WHAT TO WORK ON
The entries below must be restated word for word.

Items from an interface collection
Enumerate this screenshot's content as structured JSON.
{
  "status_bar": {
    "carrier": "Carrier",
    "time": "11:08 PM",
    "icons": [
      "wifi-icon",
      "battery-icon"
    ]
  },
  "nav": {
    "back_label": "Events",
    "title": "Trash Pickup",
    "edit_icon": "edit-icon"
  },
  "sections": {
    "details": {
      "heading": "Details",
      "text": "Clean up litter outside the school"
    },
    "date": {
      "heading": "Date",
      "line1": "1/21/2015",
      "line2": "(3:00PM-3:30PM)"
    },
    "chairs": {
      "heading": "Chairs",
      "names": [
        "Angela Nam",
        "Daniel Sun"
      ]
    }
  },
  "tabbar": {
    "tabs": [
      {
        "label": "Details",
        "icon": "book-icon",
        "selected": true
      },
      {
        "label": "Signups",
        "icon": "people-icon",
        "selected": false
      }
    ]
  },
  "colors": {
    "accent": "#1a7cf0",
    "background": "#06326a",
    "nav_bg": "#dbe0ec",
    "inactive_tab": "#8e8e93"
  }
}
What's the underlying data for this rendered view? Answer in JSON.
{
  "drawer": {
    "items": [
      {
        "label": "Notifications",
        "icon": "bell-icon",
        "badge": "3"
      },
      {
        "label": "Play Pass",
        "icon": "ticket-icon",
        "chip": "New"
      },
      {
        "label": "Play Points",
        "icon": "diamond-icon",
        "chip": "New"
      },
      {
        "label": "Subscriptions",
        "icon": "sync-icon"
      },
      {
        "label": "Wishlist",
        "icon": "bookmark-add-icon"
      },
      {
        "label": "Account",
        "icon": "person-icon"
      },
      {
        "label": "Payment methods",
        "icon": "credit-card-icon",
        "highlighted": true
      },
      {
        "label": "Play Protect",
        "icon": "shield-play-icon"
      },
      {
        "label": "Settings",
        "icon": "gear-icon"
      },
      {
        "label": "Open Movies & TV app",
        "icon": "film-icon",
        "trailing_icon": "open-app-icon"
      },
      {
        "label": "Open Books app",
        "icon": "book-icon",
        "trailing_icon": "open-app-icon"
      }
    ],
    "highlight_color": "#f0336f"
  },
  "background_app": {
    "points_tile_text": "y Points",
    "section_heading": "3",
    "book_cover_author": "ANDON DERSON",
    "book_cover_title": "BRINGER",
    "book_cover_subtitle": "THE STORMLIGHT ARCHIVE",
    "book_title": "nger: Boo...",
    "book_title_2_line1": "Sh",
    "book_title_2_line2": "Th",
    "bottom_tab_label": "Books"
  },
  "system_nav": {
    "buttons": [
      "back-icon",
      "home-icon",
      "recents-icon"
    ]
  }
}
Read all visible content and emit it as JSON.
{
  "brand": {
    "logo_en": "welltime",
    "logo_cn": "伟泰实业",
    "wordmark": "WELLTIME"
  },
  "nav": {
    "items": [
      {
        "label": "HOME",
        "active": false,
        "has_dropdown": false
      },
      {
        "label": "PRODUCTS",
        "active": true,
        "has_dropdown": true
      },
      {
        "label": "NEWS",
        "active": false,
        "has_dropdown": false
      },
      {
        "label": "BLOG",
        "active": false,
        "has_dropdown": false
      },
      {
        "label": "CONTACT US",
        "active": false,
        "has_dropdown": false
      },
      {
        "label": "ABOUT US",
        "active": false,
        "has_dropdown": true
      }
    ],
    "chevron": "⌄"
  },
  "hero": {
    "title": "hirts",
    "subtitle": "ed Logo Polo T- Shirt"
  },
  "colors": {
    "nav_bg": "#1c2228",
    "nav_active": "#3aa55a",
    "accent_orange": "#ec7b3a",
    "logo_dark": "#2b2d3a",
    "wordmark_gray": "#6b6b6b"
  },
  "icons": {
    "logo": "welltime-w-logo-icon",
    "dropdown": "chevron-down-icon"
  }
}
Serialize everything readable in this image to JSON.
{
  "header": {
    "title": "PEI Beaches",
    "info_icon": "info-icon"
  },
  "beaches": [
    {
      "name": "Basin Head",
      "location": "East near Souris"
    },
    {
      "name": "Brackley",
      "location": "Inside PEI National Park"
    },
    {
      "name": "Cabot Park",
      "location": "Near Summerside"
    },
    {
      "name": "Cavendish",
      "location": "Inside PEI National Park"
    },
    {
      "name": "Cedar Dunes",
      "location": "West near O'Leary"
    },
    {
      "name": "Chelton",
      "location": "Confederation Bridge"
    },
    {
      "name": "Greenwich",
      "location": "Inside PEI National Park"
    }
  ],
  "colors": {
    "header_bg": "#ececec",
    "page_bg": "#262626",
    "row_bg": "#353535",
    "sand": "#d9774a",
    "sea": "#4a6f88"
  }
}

SOLVED PROBLEM
Enumerate this screenshot's content as structured JSON.
{
  "status_bar": {
    "carrier": "Carrier",
    "time": "11:08 PM",
    "icons": [
      "wifi-icon",
      "battery-icon"
    ]
  },
  "nav": {
    "back_label": "Events",
    "title": "Trash Pickup",
    "edit_icon": "edit-icon"
  },
  "sections": {
    "details": {
      "heading": "Details",
      "text": "Clean up litter outside the school"
    },
    "date": {
      "heading": "Date",
      "line1": "1/21/2015",
      "line2": "(3:00PM-3:30PM)"
    },
    "chairs": {
      "heading": "Chairs",
      "names": [
        "Angela Nam",
        "Daniel Sun"
      ]
    }
  },
  "tabbar": {
    "tabs": [
      {
        "label": "Details",
        "icon": "book-icon",
        "selected": true
      },
      {
        "label": "Signups",
        "icon": "people-icon",
        "selected": false
      }
    ]
  },
  "colors": {
    "accent": "#1a7cf0",
    "background": "#06326a",
    "nav_bg": "#dbe0ec",
    "inactive_tab": "#8e8e93"
  }
}
What's the underlying data for this rendered view? Answer in JSON.
{
  "drawer": {
    "items": [
      {
        "label": "Notifications",
        "icon": "bell-icon",
        "badge": "3"
      },
      {
        "label": "Play Pass",
        "icon": "ticket-icon",
        "chip": "New"
      },
      {
        "label": "Play Points",
        "icon": "diamond-icon",
        "chip": "New"
      },
      {
        "label": "Subscriptions",
        "icon": "sync-icon"
      },
      {
        "label": "Wishlist",
        "icon": "bookmark-add-icon"
      },
      {
        "label": "Account",
        "icon": "person-icon"
      },
      {
        "label": "Payment methods",
        "icon": "credit-card-icon",
        "highlighted": true
      },
      {
        "label": "Play Protect",
        "icon": "shield-play-icon"
      },
      {
        "label": "Settings",
        "icon": "gear-icon"
      },
      {
        "label": "Open Movies & TV app",
        "icon": "film-icon",
        "trailing_icon": "open-app-icon"
      },
      {
        "label": "Open Books app",
        "icon": "book-icon",
        "trailing_icon": "open-app-icon"
      }
    ],
    "highlight_color": "#f0336f"
  },
  "background_app": {
    "points_tile_text": "y Points",
    "section_heading": "3",
    "book_cover_author": "ANDON DERSON",
    "book_cover_title": "BRINGER",
    "book_cover_subtitle": "THE STORMLIGHT ARCHIVE",
    "book_title": "nger: Boo...",
    "book_title_2_line1": "Sh",
    "book_title_2_line2": "Th",
    "bottom_tab_label": "Books"
  },
  "system_nav": {
    "buttons": [
      "back-icon",
      "home-icon",
      "recents-icon"
    ]
  }
}
Read all visible content and emit it as JSON.
{
  "brand": {
    "logo_en": "welltime",
    "logo_cn": "伟泰实业",
    "wordmark": "WELLTIME"
  },
  "nav": {
    "items": [
      {
        "label": "HOME",
        "active": false,
        "has_dropdown": false
      },
      {
        "label": "PRODUCTS",
        "active": true,
        "has_dropdown": true
      },
      {
        "label": "NEWS",
        "active": false,
        "has_dropdown": false
      },
      {
        "label": "BLOG",
        "active": false,
        "has_dropdown": false
      },
      {
        "label": "CONTACT US",
        "active": false,
        "has_dropdown": false
      },
      {
        "label": "ABOUT US",
        "active": false,
        "has_dropdown": true
      }
    ],
    "chevron": "⌄"
  },
  "hero": {
    "title": "hirts",
    "subtitle": "ed Logo Polo T- Shirt"
  },
  "colors": {
    "nav_bg": "#1c2228",
    "nav_active": "#3aa55a",
    "accent_orange": "#ec7b3a",
    "logo_dark": "#2b2d3a",
    "wordmark_gray": "#6b6b6b"
  },
  "icons": {
    "logo": "welltime-w-logo-icon",
    "dropdown": "chevron-down-icon"
  }
}
Serialize everything readable in this image to JSON.
{
  "header": {
    "title": "PEI Beaches",
    "info_icon": "info-icon"
  },
  "beaches": [
    {
      "name": "Basin Head",
      "location": "East near Souris"
    },
    {
      "name": "Brackley",
      "location": "Inside PEI National Park"
    },
    {
      "name": "Cabot Park",
      "location": "Near Summerside"
    },
    {
      "name": "Cavendish",
      "location": "Inside PEI National Park"
    },
    {
      "name": "Cedar Dunes",
      "location": "West near O'Leary"
    },
    {
      "name": "Chelton",
      "location": "Confederation Bridge"
    },
    {
      "name": "Greenwich",
      "location": "Inside PEI National Park"
    }
  ],
  "colors": {
    "header_bg": "#ececec",
    "page_bg": "#262626",
    "row_bg": "#353535",
    "sand": "#d9774a",
    "sea": "#4a6f88"
  }
}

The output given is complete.